*Task item*
Write the data below out again, exactly as each line reads.

=== Begin Enclosure ===

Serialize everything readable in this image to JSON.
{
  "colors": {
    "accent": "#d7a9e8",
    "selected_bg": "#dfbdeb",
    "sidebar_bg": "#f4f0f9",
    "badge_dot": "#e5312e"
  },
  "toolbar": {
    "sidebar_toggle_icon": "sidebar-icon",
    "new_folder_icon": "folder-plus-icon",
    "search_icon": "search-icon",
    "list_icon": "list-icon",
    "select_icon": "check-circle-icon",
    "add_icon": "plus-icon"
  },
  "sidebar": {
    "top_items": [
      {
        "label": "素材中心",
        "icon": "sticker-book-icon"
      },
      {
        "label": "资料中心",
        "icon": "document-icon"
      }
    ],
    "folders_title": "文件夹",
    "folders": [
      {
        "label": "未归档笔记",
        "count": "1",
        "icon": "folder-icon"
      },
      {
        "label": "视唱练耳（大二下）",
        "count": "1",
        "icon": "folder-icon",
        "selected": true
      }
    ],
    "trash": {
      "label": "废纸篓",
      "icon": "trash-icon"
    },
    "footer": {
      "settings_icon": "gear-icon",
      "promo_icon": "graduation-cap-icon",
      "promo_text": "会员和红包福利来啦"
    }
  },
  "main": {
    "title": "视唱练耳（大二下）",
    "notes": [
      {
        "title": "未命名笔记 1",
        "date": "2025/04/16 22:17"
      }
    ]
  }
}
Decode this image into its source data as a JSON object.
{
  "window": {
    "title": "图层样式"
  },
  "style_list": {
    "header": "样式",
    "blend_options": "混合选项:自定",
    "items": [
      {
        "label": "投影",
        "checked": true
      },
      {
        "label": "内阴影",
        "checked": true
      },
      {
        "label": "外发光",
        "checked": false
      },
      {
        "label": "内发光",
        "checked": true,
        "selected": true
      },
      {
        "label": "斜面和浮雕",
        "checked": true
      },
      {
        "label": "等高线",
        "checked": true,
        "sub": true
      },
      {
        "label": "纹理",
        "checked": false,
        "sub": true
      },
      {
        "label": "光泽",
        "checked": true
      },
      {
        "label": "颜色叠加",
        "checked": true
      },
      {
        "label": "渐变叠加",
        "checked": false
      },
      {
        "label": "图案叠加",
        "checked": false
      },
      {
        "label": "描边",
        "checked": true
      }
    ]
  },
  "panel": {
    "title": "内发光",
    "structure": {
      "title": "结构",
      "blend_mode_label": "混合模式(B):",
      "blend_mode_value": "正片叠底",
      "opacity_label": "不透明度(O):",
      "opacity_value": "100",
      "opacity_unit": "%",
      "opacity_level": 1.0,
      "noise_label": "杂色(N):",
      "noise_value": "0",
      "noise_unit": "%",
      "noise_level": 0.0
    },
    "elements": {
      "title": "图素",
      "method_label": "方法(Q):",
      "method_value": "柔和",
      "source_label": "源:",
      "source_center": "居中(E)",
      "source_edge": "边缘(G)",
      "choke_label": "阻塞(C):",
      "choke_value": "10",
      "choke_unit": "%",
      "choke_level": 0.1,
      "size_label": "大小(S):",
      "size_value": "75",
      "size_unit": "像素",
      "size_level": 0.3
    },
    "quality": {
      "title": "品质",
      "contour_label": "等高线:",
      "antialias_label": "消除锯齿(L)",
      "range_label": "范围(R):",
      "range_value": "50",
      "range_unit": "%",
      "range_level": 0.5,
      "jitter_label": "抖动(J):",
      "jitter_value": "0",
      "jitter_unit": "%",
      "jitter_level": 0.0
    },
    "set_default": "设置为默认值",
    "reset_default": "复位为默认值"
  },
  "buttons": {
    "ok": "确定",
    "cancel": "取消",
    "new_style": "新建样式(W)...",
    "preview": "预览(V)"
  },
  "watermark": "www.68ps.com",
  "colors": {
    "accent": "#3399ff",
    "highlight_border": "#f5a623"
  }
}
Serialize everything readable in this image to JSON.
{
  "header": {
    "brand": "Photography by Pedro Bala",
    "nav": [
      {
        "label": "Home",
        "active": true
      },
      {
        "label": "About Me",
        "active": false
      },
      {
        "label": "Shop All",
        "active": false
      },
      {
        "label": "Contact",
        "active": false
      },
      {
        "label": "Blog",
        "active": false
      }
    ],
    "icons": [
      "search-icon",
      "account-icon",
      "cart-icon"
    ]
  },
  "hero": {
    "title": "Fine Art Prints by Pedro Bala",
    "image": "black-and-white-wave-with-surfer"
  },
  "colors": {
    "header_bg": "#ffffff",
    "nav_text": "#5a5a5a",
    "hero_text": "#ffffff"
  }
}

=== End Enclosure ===

*Answer below*
Serialize everything readable in this image to JSON.
{
  "colors": {
    "accent": "#d7a9e8",
    "selected_bg": "#dfbdeb",
    "sidebar_bg": "#f4f0f9",
    "badge_dot": "#e5312e"
  },
  "toolbar": {
    "sidebar_toggle_icon": "sidebar-icon",
    "new_folder_icon": "folder-plus-icon",
    "search_icon": "search-icon",
    "list_icon": "list-icon",
    "select_icon": "check-circle-icon",
    "add_icon": "plus-icon"
  },
  "sidebar": {
    "top_items": [
      {
        "label": "素材中心",
        "icon": "sticker-book-icon"
      },
      {
        "label": "资料中心",
        "icon": "document-icon"
      }
    ],
    "folders_title": "文件夹",
    "folders": [
      {
        "label": "未归档笔记",
        "count": "1",
        "icon": "folder-icon"
      },
      {
        "label": "视唱练耳（大二下）",
        "count": "1",
        "icon": "folder-icon",
        "selected": true
      }
    ],
    "trash": {
      "label": "废纸篓",
      "icon": "trash-icon"
    },
    "footer": {
      "settings_icon": "gear-icon",
      "promo_icon": "graduation-cap-icon",
      "promo_text": "会员和红包福利来啦"
    }
  },
  "main": {
    "title": "视唱练耳（大二下）",
    "notes": [
      {
        "title": "未命名笔记 1",
        "date": "2025/04/16 22:17"
      }
    ]
  }
}
Decode this image into its source data as a JSON object.
{
  "window": {
    "title": "图层样式"
  },
  "style_list": {
    "header": "样式",
    "blend_options": "混合选项:自定",
    "items": [
      {
        "label": "投影",
        "checked": true
      },
      {
        "label": "内阴影",
        "checked": true
      },
      {
        "label": "外发光",
        "checked": false
      },
      {
        "label": "内发光",
        "checked": true,
        "selected": true
      },
      {
        "label": "斜面和浮雕",
        "checked": true
      },
      {
        "label": "等高线",
        "checked": true,
        "sub": true
      },
      {
        "label": "纹理",
        "checked": false,
        "sub": true
      },
      {
        "label": "光泽",
        "checked": true
      },
      {
        "label": "颜色叠加",
        "checked": true
      },
      {
        "label": "渐变叠加",
        "checked": false
      },
      {
        "label": "图案叠加",
        "checked": false
      },
      {
        "label": "描边",
        "checked": true
      }
    ]
  },
  "panel": {
    "title": "内发光",
    "structure": {
      "title": "结构",
      "blend_mode_label": "混合模式(B):",
      "blend_mode_value": "正片叠底",
      "opacity_label": "不透明度(O):",
      "opacity_value": "100",
      "opacity_unit": "%",
      "opacity_level": 1.0,
      "noise_label": "杂色(N):",
      "noise_value": "0",
      "noise_unit": "%",
      "noise_level": 0.0
    },
    "elements": {
      "title": "图素",
      "method_label": "方法(Q):",
      "method_value": "柔和",
      "source_label": "源:",
      "source_center": "居中(E)",
      "source_edge": "边缘(G)",
      "choke_label": "阻塞(C):",
      "choke_value": "10",
      "choke_unit": "%",
      "choke_level": 0.1,
      "size_label": "大小(S):",
      "size_value": "75",
      "size_unit": "像素",
      "size_level": 0.3
    },
    "quality": {
      "title": "品质",
      "contour_label": "等高线:",
      "antialias_label": "消除锯齿(L)",
      "range_label": "范围(R):",
      "range_value": "50",
      "range_unit": "%",
      "range_level": 0.5,
      "jitter_label": "抖动(J):",
      "jitter_value": "0",
      "jitter_unit": "%",
      "jitter_level": 0.0
    },
    "set_default": "设置为默认值",
    "reset_default": "复位为默认值"
  },
  "buttons": {
    "ok": "确定",
    "cancel": "取消",
    "new_style": "新建样式(W)...",
    "preview": "预览(V)"
  },
  "watermark": "www.68ps.com",
  "colors": {
    "accent": "#3399ff",
    "highlight_border": "#f5a623"
  }
}
Serialize everything readable in this image to JSON.
{
  "header": {
    "brand": "Photography by Pedro Bala",
    "nav": [
      {
        "label": "Home",
        "active": true
      },
      {
        "label": "About Me",
        "active": false
      },
      {
        "label": "Shop All",
        "active": false
      },
      {
        "label": "Contact",
        "active": false
      },
      {
        "label": "Blog",
        "active": false
      }
    ],
    "icons": [
      "search-icon",
      "account-icon",
      "cart-icon"
    ]
  },
  "hero": {
    "title": "Fine Art Prints by Pedro Bala",
    "image": "black-and-white-wave-with-surfer"
  },
  "colors": {
    "header_bg": "#ffffff",
    "nav_text": "#5a5a5a",
    "hero_text": "#ffffff"
  }
}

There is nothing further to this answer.